#### Web page and app entries
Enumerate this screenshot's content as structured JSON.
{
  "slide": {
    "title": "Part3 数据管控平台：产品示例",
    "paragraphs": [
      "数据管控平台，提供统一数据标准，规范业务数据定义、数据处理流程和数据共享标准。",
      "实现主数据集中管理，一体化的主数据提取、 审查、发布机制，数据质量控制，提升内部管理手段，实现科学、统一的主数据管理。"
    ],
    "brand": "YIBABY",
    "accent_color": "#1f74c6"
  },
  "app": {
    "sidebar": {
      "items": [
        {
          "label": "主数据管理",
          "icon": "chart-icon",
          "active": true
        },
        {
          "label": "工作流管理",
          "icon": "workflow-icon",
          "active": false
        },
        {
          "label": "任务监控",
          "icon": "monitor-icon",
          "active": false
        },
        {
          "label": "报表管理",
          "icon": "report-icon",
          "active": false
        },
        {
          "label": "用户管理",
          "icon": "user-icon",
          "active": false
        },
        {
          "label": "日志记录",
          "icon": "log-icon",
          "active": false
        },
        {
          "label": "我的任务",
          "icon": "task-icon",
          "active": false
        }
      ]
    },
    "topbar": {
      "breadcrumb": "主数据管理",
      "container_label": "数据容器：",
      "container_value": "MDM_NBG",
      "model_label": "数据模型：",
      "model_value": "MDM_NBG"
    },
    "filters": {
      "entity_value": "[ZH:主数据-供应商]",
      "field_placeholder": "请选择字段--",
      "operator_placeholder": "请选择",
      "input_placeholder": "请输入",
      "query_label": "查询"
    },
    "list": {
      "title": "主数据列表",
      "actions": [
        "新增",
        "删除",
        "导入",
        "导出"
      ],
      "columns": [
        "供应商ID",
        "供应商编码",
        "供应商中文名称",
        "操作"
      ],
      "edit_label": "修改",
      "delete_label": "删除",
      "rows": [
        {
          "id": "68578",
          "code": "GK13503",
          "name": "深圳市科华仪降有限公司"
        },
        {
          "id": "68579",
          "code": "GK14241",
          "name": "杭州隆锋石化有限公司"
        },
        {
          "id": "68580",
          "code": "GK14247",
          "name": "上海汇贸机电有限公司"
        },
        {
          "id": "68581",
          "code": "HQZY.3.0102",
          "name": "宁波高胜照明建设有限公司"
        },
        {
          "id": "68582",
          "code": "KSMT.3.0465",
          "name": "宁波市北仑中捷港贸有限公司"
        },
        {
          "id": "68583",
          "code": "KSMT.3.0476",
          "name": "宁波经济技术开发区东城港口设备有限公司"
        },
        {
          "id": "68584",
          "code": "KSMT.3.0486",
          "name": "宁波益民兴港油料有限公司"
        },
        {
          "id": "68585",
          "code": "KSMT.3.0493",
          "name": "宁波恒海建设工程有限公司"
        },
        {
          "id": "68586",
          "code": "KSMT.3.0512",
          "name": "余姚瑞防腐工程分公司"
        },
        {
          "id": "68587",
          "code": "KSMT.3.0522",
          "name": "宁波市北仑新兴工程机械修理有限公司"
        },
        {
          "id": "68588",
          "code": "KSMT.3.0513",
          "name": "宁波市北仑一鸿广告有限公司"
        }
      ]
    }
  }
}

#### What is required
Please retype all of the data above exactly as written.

#### Answer to this exercise
Enumerate this screenshot's content as structured JSON.
{
  "slide": {
    "title": "Part3 数据管控平台：产品示例",
    "paragraphs": [
      "数据管控平台，提供统一数据标准，规范业务数据定义、数据处理流程和数据共享标准。",
      "实现主数据集中管理，一体化的主数据提取、 审查、发布机制，数据质量控制，提升内部管理手段，实现科学、统一的主数据管理。"
    ],
    "brand": "YIBABY",
    "accent_color": "#1f74c6"
  },
  "app": {
    "sidebar": {
      "items": [
        {
          "label": "主数据管理",
          "icon": "chart-icon",
          "active": true
        },
        {
          "label": "工作流管理",
          "icon": "workflow-icon",
          "active": false
        },
        {
          "label": "任务监控",
          "icon": "monitor-icon",
          "active": false
        },
        {
          "label": "报表管理",
          "icon": "report-icon",
          "active": false
        },
        {
          "label": "用户管理",
          "icon": "user-icon",
          "active": false
        },
        {
          "label": "日志记录",
          "icon": "log-icon",
          "active": false
        },
        {
          "label": "我的任务",
          "icon": "task-icon",
          "active": false
        }
      ]
    },
    "topbar": {
      "breadcrumb": "主数据管理",
      "container_label": "数据容器：",
      "container_value": "MDM_NBG",
      "model_label": "数据模型：",
      "model_value": "MDM_NBG"
    },
    "filters": {
      "entity_value": "[ZH:主数据-供应商]",
      "field_placeholder": "请选择字段--",
      "operator_placeholder": "请选择",
      "input_placeholder": "请输入",
      "query_label": "查询"
    },
    "list": {
      "title": "主数据列表",
      "actions": [
        "新增",
        "删除",
        "导入",
        "导出"
      ],
      "columns": [
        "供应商ID",
        "供应商编码",
        "供应商中文名称",
        "操作"
      ],
      "edit_label": "修改",
      "delete_label": "删除",
      "rows": [
        {
          "id": "68578",
          "code": "GK13503",
          "name": "深圳市科华仪降有限公司"
        },
        {
          "id": "68579",
          "code": "GK14241",
          "name": "杭州隆锋石化有限公司"
        },
        {
          "id": "68580",
          "code": "GK14247",
          "name": "上海汇贸机电有限公司"
        },
        {
          "id": "68581",
          "code": "HQZY.3.0102",
          "name": "宁波高胜照明建设有限公司"
        },
        {
          "id": "68582",
          "code": "KSMT.3.0465",
          "name": "宁波市北仑中捷港贸有限公司"
        },
        {
          "id": "68583",
          "code": "KSMT.3.0476",
          "name": "宁波经济技术开发区东城港口设备有限公司"
        },
        {
          "id": "68584",
          "code": "KSMT.3.0486",
          "name": "宁波益民兴港油料有限公司"
        },
        {
          "id": "68585",
          "code": "KSMT.3.0493",
          "name": "宁波恒海建设工程有限公司"
        },
        {
          "id": "68586",
          "code": "KSMT.3.0512",
          "name": "余姚瑞防腐工程分公司"
        },
        {
          "id": "68587",
          "code": "KSMT.3.0522",
          "name": "宁波市北仑新兴工程机械修理有限公司"
        },
        {
          "id": "68588",
          "code": "KSMT.3.0513",
          "name": "宁波市北仑一鸿广告有限公司"
        }
      ]
    }
  }
}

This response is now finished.